CT Angiography in Diabetes With Suspected CAD: More PROMISE Than Stress Tests?
March 07, 20190
It is possible that coronary CT angiography (CTA), compared with stress testing, might lead to fewer clinical events in patients with diabetes referred to noninvasive testing (NIT) for suspected coronary artery disease (CAD), researchers say on the basis of a post hoc analysis of data from a randomized trial.
“Although prospective confirmation is required, these results suggest that physicians caring for patients who have diabetes and symptoms suggestive of CAD should consider CTA as the initial NIT modality of choice,” the group writes.
Their analysis, based on patients in the PROMISE trial, showed an adjusted 62% risk reduction (P = .010) for the composite of cardiovascular (CV) death and myocardial infarction (MI) in patients with diabetes assigned to CTA, compared with functional testing. There was no such significant effect in patients without diabetes (P = .887).
PROMISE had assigned about 10,000 patients with symptoms suggesting CAD to NIT with either CTA or functional testing, which consisted of stress tests with nuclear imaging, electrocardiography (ECG) only, or echocardiographic wall-motion studies.
In its primary analysis, published in 2015, the trial showed no significant difference between the two NIT groups over a median of 2 years for the primary end point of death, MI, unstable angina (UA) hospitalization, or major procedural complications.
The new secondary analysis, published online February 25 in the Journal of the American College of Cardiology (JACC), was limited to the trial’s 8966 patients with interpretable NIT results; 21% had diabetes.
It also found, unsurprisingly, that patients with diabetes were significantly more likely than those without to receive guideline-directed therapy, including statins and aspirin, but that was also true overall for those who went to CTA rather than stress testing.
Coronary CTA can delineate atherosclerosis burden, as opposed to stress testing, which is designed to identify any myocardial ischemia. And that, say the authors and some observers, might contribute to CTA’s observed clinical advantage over functional testing.
Functional testing usually produces a binary result — ischemic or no ischemia —whereas CTA can reveal CAD lesions that are severe, as well as those that are more moderate, perhaps driving more medical therapy, noted senior author Pamela S. Douglas, MD, Duke Clinical Research Institute, Durham, North Carolina.

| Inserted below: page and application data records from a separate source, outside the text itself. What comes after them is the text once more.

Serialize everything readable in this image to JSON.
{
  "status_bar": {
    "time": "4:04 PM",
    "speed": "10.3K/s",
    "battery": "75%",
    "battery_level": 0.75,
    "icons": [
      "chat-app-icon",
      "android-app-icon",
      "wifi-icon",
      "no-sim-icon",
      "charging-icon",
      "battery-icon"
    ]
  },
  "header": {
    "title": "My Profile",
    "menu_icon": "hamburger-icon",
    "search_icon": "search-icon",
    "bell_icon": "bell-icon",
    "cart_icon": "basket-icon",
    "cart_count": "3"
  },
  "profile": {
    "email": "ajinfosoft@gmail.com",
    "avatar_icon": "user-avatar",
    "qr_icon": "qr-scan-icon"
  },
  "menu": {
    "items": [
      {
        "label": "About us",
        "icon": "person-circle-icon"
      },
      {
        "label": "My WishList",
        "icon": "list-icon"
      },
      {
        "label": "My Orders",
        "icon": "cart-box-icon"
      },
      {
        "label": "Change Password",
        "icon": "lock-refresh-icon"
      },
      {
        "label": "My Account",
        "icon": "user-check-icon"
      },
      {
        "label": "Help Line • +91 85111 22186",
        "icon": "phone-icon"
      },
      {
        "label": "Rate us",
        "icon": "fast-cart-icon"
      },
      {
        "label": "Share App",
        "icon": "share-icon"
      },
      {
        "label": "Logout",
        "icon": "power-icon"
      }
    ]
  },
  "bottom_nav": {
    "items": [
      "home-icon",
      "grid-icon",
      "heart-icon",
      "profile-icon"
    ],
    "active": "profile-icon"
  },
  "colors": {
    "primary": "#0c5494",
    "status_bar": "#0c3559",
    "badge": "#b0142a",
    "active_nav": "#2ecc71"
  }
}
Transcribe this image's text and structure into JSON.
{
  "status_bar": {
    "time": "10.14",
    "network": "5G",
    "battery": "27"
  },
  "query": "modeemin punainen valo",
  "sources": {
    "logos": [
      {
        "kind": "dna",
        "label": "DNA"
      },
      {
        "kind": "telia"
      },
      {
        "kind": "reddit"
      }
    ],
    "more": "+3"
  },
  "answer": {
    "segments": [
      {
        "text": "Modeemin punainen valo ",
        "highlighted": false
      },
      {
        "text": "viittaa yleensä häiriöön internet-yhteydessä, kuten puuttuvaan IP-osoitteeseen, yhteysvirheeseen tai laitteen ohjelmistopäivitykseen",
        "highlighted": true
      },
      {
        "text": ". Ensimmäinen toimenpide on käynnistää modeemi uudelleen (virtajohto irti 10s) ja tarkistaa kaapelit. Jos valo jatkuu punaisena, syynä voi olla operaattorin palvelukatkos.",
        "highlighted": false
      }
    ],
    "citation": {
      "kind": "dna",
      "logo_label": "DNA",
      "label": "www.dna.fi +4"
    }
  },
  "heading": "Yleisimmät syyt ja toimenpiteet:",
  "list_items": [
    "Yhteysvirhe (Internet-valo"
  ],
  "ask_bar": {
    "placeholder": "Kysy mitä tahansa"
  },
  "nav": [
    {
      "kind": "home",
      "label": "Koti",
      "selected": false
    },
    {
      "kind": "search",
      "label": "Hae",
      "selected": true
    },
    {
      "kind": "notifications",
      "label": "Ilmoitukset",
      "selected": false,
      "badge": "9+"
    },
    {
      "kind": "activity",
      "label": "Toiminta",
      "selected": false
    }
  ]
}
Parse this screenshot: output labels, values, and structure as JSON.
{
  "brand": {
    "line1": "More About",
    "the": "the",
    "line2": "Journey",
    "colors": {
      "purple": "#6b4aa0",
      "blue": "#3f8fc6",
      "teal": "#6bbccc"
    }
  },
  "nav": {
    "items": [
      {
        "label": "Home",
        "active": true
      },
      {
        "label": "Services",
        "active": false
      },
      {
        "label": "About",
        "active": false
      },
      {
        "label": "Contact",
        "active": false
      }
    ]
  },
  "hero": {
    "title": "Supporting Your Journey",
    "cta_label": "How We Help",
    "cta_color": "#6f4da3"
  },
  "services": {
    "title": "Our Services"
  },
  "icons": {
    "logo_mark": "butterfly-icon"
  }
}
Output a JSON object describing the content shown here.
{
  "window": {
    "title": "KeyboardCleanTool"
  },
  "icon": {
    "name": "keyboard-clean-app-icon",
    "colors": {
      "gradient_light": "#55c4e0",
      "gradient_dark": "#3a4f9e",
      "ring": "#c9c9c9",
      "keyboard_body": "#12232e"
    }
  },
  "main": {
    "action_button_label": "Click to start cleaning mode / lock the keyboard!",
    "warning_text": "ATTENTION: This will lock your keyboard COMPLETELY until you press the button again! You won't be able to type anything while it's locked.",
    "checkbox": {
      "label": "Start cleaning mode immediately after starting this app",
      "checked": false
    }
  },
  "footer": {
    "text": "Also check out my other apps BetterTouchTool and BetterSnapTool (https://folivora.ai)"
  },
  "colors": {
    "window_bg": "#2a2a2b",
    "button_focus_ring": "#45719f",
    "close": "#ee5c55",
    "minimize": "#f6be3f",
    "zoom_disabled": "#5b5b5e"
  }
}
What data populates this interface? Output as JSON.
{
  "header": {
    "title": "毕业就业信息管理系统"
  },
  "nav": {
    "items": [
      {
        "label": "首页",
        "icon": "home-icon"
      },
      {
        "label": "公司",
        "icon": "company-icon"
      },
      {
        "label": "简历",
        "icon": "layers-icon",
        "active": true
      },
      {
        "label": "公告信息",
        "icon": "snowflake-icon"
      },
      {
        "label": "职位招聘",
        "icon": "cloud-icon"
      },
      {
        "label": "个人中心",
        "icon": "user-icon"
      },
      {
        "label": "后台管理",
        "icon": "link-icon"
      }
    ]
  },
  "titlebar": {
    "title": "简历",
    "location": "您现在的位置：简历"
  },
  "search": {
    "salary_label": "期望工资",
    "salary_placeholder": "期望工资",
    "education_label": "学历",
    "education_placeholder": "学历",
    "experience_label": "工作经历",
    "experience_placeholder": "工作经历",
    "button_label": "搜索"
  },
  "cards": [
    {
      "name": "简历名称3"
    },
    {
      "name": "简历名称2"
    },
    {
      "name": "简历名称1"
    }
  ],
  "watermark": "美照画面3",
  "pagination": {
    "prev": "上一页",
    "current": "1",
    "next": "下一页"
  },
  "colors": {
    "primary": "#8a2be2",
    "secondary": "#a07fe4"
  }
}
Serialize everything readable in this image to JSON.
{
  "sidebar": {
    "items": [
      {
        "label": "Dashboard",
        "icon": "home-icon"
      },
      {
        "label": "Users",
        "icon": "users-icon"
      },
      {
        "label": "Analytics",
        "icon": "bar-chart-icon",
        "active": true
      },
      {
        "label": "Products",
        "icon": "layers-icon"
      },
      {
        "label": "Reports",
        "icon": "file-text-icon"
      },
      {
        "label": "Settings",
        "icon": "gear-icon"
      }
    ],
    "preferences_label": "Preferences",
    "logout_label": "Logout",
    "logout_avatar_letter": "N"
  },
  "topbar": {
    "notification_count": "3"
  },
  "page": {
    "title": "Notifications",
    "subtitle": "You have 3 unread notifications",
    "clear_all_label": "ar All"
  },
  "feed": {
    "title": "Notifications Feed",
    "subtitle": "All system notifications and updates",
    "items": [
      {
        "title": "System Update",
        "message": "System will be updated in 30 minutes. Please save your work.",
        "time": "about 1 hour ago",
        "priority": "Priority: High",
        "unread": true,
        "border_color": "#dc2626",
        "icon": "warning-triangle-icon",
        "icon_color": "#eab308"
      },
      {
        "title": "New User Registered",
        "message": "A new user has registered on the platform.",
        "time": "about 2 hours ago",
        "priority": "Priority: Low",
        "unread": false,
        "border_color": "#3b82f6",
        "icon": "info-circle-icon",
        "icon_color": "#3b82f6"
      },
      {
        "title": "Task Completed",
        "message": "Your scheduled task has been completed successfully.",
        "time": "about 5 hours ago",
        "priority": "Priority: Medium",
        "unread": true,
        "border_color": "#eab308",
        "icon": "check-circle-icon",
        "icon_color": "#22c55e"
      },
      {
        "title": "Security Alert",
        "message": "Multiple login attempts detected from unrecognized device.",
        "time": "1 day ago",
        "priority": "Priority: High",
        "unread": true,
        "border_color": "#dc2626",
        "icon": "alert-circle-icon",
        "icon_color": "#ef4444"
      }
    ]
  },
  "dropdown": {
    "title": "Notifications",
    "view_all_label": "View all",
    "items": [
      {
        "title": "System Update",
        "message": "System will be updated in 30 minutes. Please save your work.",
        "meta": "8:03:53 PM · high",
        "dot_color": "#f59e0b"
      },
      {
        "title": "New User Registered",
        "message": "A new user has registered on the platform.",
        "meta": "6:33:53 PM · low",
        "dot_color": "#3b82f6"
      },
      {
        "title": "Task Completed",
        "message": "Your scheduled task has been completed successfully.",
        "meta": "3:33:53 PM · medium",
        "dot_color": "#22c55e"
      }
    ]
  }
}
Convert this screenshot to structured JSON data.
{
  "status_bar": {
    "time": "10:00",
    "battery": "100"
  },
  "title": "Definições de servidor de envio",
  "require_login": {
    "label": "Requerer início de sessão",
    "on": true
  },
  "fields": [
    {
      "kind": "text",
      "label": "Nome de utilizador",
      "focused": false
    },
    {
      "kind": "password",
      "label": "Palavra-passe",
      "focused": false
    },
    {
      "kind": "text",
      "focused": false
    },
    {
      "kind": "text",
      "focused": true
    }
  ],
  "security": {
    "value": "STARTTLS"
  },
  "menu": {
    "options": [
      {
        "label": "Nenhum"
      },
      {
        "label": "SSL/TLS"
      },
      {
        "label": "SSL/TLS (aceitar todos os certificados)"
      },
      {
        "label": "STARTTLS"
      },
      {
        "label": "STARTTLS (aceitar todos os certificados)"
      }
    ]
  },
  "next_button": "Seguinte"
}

With CTA, “the additional information in the presence of nonobstructive plaque, most of which would not be expected to be ischemic on stress testing, seems to be very important in terms of the prognostic value for CTA,” Douglas told theheart.org | Medscape Cardiology.